No holes in lineup

The Twins have had better hitters on their rosters over the years, with greats such as Harmon Killebrew, Kirby Puckett, Tony Oliva, Kent Hrbek, Joe Mauer, Rod Carew, Justin Morneau and Torii Hunter.

But from top to bottom, this club is hard to beat.

On Opening Day, the lineup could feature Garver at catcher, Miguel Sano at first base, Arraez at second, Jorge Polanco at shortstop, Donaldson at third base, Eddie Rosario in left field, Buxton in center and Max Kepler in right, with Nelson Cruz hitting as the designated hitter.

That lineup has no holes and will be trouble for any opposing pitcher.

And it doesn’t stop there. The bench will feature hitters such as Willians Astudillo, Marwin Gonzalez, Alex Avila, Jake Cave and Ehire Adrianza, all of them fully capable of playing a lot of games in 2020.

This club is going to need depth to get through even a shorter season, and they have that.

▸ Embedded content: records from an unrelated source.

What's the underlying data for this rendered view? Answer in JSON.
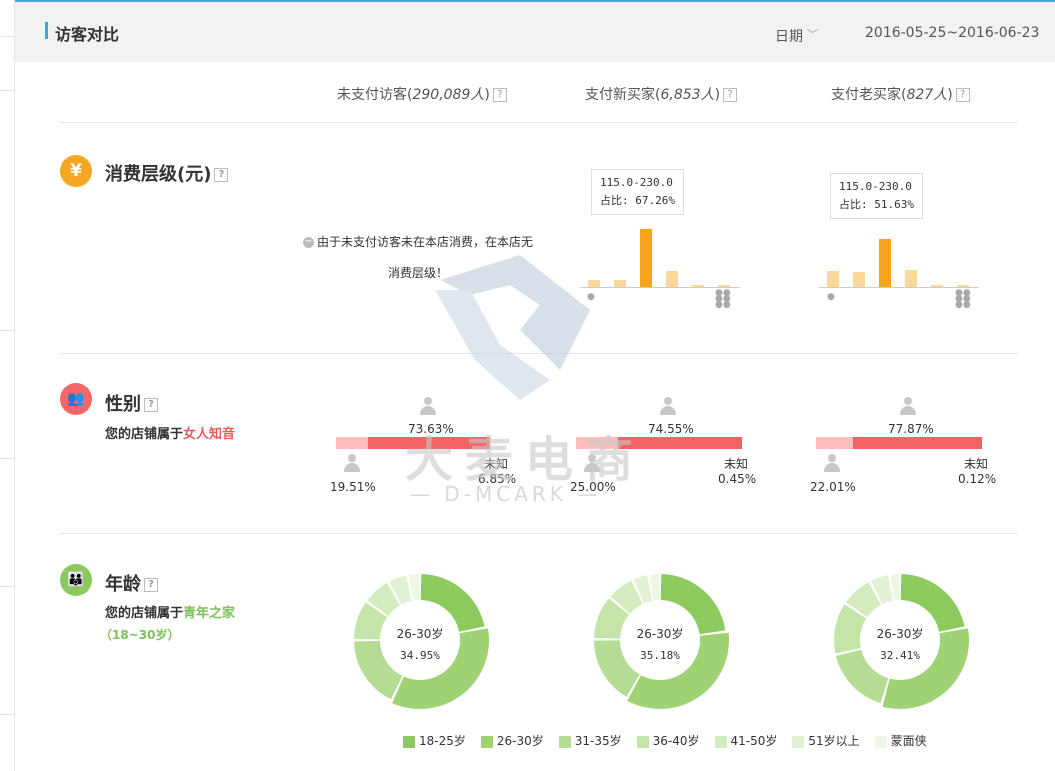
{
  "header": {
    "title": "访客对比",
    "date_label": "日期",
    "date_range": "2016-05-25~2016-06-23"
  },
  "columns": [
    {
      "label": "未支付访客",
      "count": "290,089人"
    },
    {
      "label": "支付新买家",
      "count": "6,853人"
    },
    {
      "label": "支付老买家",
      "count": "827人"
    }
  ],
  "help_glyph": "?",
  "consumption": {
    "title": "消费层级(元)",
    "icon": "yen-icon",
    "icon_glyph": "¥",
    "icon_color": "#f5a623",
    "note_line1": "由于未支付访客未在本店消费，在本店无",
    "note_line2": "消费层级！",
    "charts": [
      {
        "tooltip_range": "115.0-230.0",
        "tooltip_ratio": "占比: 67.26%",
        "values": [
          8,
          8,
          64,
          18,
          2,
          2
        ],
        "highlight": 2
      },
      {
        "tooltip_range": "115.0-230.0",
        "tooltip_ratio": "占比: 51.63%",
        "values": [
          18,
          17,
          53,
          19,
          2,
          2
        ],
        "highlight": 2
      }
    ]
  },
  "gender": {
    "title": "性别",
    "icon": "people-icon",
    "icon_color": "#f16868",
    "summary_prefix": "您的店铺属于",
    "summary_value": "女人知音",
    "unknown_label": "未知",
    "groups": [
      {
        "female": "73.63%",
        "male": "19.51%",
        "unknown": "6.85%",
        "female_frac": 0.7363,
        "male_frac": 0.1951
      },
      {
        "female": "74.55%",
        "male": "25.00%",
        "unknown": "0.45%",
        "female_frac": 0.7455,
        "male_frac": 0.25
      },
      {
        "female": "77.87%",
        "male": "22.01%",
        "unknown": "0.12%",
        "female_frac": 0.7787,
        "male_frac": 0.2201
      }
    ]
  },
  "age": {
    "title": "年龄",
    "icon": "family-icon",
    "icon_color": "#8dca5e",
    "summary_prefix": "您的店铺属于",
    "summary_value": "青年之家",
    "summary_range": "（18~30岁）",
    "donuts": [
      {
        "center_label": "26-30岁",
        "center_pct": "34.95%",
        "slices": [
          22.0,
          34.95,
          18.0,
          10.0,
          7.0,
          5.0,
          3.05
        ]
      },
      {
        "center_label": "26-30岁",
        "center_pct": "35.18%",
        "slices": [
          23.0,
          35.18,
          17.0,
          11.0,
          7.0,
          4.0,
          2.82
        ]
      },
      {
        "center_label": "26-30岁",
        "center_pct": "32.41%",
        "slices": [
          22.0,
          32.41,
          17.0,
          13.0,
          8.0,
          5.0,
          2.59
        ]
      }
    ],
    "legend": [
      {
        "label": "18-25岁",
        "color": "#8dca5e"
      },
      {
        "label": "26-30岁",
        "color": "#9fd272"
      },
      {
        "label": "31-35岁",
        "color": "#b4dc92"
      },
      {
        "label": "36-40岁",
        "color": "#c5e4a9"
      },
      {
        "label": "41-50岁",
        "color": "#d4ebbf"
      },
      {
        "label": "51岁以上",
        "color": "#e2f1d3"
      },
      {
        "label": "蒙面侠",
        "color": "#eef6e6"
      }
    ]
  },
  "colors": {
    "bar_highlight": "#f7a419",
    "bar_normal": "#fdd79a",
    "female_bar": "#f36363",
    "male_bar": "#ffbcbc"
  },
  "watermark": {
    "text": "大麦电商",
    "sub": "— D-MCARK —"
  }
}
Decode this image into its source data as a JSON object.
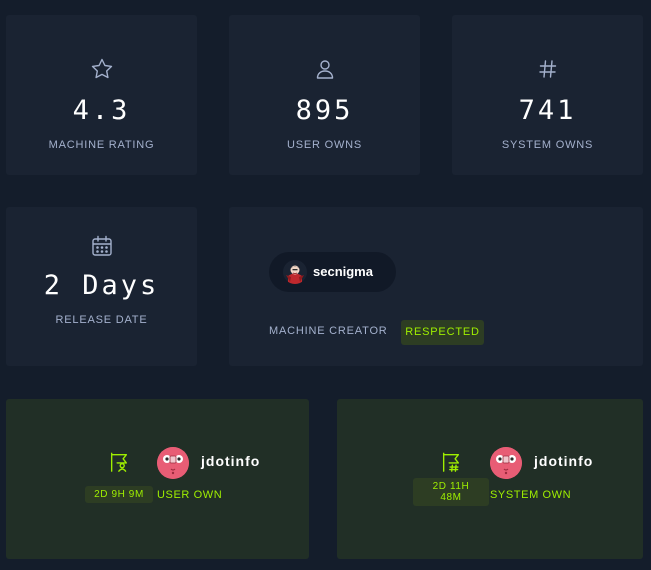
{
  "stats": [
    {
      "icon": "star-icon",
      "value": "4.3",
      "label": "MACHINE RATING"
    },
    {
      "icon": "user-icon",
      "value": "895",
      "label": "USER OWNS"
    },
    {
      "icon": "hash-icon",
      "value": "741",
      "label": "SYSTEM OWNS"
    }
  ],
  "release": {
    "icon": "calendar-icon",
    "value": "2 Days",
    "label": "RELEASE DATE"
  },
  "creator": {
    "name": "secnigma",
    "label": "MACHINE CREATOR",
    "badge": "RESPECTED"
  },
  "bloods": [
    {
      "icon": "user-flag-icon",
      "user": "jdotinfo",
      "time": "2D 9H 9M",
      "label": "USER OWN"
    },
    {
      "icon": "system-flag-icon",
      "user": "jdotinfo",
      "time": "2D 11H 48M",
      "label": "SYSTEM OWN"
    }
  ],
  "colors": {
    "background": "#141d2b",
    "card": "#1a2332",
    "blood_card": "#212f26",
    "accent_green": "#9fef00",
    "label_gray": "#a4b1cd",
    "avatar_pink": "#e85d75"
  }
}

Derek Falvey, the Twins’ president of baseball operations, said the team is already planning how to balance not only the 30-man roster, but the 30-man taxi squad training at CHS Field in St. Paul.

That roster, full of minor leaguers, could play a big role as well.

“Our focus is trying to figure out how do we build the team that’s going to give us the best chance to win from day one, but also give ourselves the chance to have depth when we need it,” Falvey said. “Independent of COVID, we know we’re going to have an injury or an issue we’re not anticipating today. How do we make sure we have as much depth as possible? We’re going to try and pick and select the best team we can with that 30, recognizing two weeks later we’ll be cutting that down artificially [to 28].

“There’s going to be some guys sent out with no one coming up and that’s going to be tough, and then two weeks later doing that again [to 26]. We’re just going to have to figure out how do we keep the best 60 available to us because we know we’ll need more than 30 through the season.”

Tight end talent

Pro Football Focus ranked the top tight end groups going into the 2020 NFL season and put the Vikings at No. 7 overall and first in the NFC North.

They wrote: “Minnesota has one of the best one-two punches in the league at tight end, with Kyle Rudolph and Irv Smith Jr. Rudolph has a huge frame, and while there always feels like there should be more production in there, he’s had a solid nine-year career for the Vikings. Last season, Rudolph had the No. 13 receiving grade during the regular season (76.9), though his run blocking has tapered off in recent years, given that he has graded in the 50s in this department for four consecutive seasons.

“Smith brings a different skill set to the unit as more of an oversized receiver who can line up in the slot and make plays in space. He caught 39 passes for 350 yards [including postseason] as a rookie to go with a solid run-blocking grade of 65.4. Then there is 2018 fifth-rounder Tyler Conklin — and his 13 career catches — who will add depth to the group.”


• Big Ten Commissioner and former Vikings Chief Operating Officer Kevin Warren told The State News, a student newspaper out of East Lansing, Mich., that the conference is still working on how to create a new schedule without nonconference games. “This is really where the work begins with the potential schedules that would be put together and all the operations, logistics, that data that need to be worked through,” Warren said. “So we don’t have that answer at this point in time, and that is something that we’re focusing on over the next couple weeks.”

• Former Vikings coach Leslie Frazier, now assistant head coach and defensive coordinator for the Bills, is getting a lot of notice as a potential head coaching candidate next season. Frazier has built the best defense in the NFL since he joined the Bills in 2017. That season, they ranked No. 26 in the league in total defense, allowing 355.1 yards per game. In 2018, they were No. 2 (294.1 ypg) and last season they were No. 3 (298.3 ypg).

• Former Martin County West High School pitcher Brandon Williamson is on the Mariners’ 60-man roster. The 6-6 lefthander was a second-round draft pick by the Mariners in 2019 after one season at TCU. He also spent two seasons at North Iowa Area Community College. Last season with the Mariners’ Class A farm team in Everett, Wash., he was 0-0 with a 2.35 ERA and 25 strikeouts in 15⅓ innings. Williamson got a reported signing bonus of $925,000 from the Mariners.